Task requirements: Provide only the number of lines in the records below that include "expertise".

[Stored data entries]
------------------------------------------------------------------------
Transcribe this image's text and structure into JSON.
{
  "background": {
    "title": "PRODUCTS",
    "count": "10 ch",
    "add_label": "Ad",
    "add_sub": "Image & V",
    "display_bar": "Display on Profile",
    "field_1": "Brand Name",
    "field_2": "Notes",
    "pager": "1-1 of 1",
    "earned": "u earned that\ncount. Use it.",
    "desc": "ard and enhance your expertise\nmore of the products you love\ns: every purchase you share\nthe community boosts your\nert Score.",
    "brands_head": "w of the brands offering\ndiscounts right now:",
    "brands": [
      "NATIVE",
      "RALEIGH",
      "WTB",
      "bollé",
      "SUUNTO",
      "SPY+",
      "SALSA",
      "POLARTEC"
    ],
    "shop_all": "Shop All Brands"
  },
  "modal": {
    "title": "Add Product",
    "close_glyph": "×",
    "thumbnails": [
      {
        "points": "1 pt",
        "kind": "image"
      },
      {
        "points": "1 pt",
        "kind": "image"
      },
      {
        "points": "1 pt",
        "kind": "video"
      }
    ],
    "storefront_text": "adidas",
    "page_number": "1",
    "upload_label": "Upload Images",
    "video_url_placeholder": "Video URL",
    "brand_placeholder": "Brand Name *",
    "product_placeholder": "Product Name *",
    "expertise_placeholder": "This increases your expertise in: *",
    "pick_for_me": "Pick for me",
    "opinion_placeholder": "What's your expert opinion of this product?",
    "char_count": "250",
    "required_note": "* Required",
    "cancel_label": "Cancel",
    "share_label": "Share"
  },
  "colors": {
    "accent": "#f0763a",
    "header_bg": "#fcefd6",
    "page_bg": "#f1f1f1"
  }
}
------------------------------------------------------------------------
Your solution: 2